Local victories: gender-neutral bathrooms, more accessible birth certificates
The biggest news of the month, that the Supreme Court has overturned DOMA and dismissed Prop 8, has certainly been reason to celebrate. And hopefully it will pave the way for marriage equality in Oregon come 2014 (fingers seriously crossed!). But there have been a couple smaller, more local victories recently that we appreciated.
Multnomah County board Chairman Jeff Cogen signed an executive order making Multnomah County one of the first in the country to require single-occupancy gender-neutral bathrooms in new construction projects for the county. Additionally, personnel will survey the county’s 120 existing buildings and implement gender-neutral bathrooms wherever possible.
This executive order follows in the footsteps of Grant High School, which earlier this year designated six of their single-occupancy bathrooms as unisex.
Our friends at the Q Center were present for the signing. Addie Jones, a staff member at SMYRC (the Sexual and Gender Minority Youth Resource Center, the youth and young adult program of Q Center), even gave a statement, which you can read in full here.
The other great bit of news is this: Governor Kitzhaber signed House Bill 2093, which, as of January 1, 2014, removes the surgery requirement imposed on transgender Oregonians seeking an accurate birth certificate. Only a few other states have lifted this requirement.
Folks will still have to prove they have undergone gender transition treatment (as determined by a health care provider on an individual basis), but surgery — which can be too expensive or simply undesired — will no longer be a requirement of that treatment. Basic Rights Oregon explains why this is so important:

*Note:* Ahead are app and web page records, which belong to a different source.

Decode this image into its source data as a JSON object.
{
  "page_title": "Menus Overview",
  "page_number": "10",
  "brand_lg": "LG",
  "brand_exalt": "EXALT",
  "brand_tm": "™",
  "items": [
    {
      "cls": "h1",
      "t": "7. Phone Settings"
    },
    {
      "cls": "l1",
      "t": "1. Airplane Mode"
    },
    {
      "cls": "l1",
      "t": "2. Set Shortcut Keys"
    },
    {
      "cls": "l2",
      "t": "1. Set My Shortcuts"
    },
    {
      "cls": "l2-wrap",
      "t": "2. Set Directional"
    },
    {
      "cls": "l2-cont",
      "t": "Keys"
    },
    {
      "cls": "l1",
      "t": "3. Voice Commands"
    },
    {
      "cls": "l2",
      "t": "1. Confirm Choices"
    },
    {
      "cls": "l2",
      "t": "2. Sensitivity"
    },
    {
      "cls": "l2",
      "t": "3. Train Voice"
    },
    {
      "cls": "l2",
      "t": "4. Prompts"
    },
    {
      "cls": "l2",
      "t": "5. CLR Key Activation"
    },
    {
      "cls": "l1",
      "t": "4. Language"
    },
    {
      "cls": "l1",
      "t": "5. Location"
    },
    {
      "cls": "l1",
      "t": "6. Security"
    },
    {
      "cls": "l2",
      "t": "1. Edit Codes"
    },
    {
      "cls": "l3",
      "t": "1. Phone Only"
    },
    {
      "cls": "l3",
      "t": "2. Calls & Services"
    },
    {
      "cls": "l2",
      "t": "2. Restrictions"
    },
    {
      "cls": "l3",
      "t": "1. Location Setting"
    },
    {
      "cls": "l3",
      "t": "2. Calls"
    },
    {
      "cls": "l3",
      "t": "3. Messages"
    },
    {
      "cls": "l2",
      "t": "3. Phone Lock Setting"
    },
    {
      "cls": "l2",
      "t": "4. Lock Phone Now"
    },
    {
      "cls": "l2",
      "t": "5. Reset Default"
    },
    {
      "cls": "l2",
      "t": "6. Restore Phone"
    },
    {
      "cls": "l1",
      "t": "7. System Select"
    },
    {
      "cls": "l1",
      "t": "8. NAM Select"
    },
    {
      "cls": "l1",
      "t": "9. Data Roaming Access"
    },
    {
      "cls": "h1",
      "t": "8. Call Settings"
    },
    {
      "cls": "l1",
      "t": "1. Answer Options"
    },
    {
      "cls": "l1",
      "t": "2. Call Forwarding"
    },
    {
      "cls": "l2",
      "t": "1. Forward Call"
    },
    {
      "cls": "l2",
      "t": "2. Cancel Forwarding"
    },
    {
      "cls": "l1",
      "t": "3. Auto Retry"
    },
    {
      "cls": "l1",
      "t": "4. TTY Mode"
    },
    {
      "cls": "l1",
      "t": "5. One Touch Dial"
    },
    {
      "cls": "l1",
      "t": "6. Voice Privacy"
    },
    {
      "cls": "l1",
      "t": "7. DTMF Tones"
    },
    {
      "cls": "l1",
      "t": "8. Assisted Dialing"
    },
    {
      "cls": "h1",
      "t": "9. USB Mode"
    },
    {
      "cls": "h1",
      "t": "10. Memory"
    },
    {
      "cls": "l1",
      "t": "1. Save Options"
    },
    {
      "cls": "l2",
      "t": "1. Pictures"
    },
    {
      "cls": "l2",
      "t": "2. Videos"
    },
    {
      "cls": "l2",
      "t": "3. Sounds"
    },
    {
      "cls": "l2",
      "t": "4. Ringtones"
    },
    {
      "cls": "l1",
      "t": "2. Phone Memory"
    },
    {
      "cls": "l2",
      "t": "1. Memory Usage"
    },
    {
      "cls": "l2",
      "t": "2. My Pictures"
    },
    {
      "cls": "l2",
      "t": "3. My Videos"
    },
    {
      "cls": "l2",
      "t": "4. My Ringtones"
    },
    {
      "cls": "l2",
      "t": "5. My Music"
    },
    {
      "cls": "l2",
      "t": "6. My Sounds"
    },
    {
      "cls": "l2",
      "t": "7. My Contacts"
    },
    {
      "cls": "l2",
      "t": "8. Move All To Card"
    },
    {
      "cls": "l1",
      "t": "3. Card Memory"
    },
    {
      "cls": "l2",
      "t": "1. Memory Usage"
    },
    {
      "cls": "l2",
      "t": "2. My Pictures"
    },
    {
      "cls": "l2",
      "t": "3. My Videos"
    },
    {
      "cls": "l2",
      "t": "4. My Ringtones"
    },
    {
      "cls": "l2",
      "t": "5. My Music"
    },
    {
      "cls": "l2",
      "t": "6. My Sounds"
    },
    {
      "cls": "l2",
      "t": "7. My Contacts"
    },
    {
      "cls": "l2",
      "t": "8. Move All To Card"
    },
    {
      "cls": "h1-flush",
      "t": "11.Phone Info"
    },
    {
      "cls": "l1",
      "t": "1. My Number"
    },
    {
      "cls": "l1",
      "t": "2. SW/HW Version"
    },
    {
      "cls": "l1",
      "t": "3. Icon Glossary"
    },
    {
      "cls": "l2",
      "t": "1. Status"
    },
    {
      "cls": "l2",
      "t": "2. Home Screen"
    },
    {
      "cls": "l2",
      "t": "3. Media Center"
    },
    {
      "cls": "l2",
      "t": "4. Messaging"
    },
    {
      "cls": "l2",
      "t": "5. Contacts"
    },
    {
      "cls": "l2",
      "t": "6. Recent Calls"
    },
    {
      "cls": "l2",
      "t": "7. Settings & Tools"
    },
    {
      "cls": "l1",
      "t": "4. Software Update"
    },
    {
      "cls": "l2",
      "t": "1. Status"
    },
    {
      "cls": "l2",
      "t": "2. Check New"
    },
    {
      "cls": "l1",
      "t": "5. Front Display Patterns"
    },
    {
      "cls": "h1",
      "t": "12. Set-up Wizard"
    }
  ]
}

Birth certificates are more than a piece of paper: they are a gateway to access Social Security benefits, to obtain professional certification, to register for schools and colleges, and in countless other situations. Having inconsistent documents can impose serious barriers to finding meaningful employment or housing, and creates barriers for parents of transgender children and youth seeking accurate school records. Removing the surgery requirement is an important step forward to removing those challenges.
Progress comes in little steps — we followed the addition of a third gender category to Pakistani identity cards in 2011, and trans rights victories in Ontario and Argentina in 2012 — but it is still progress. And we are thankful for it.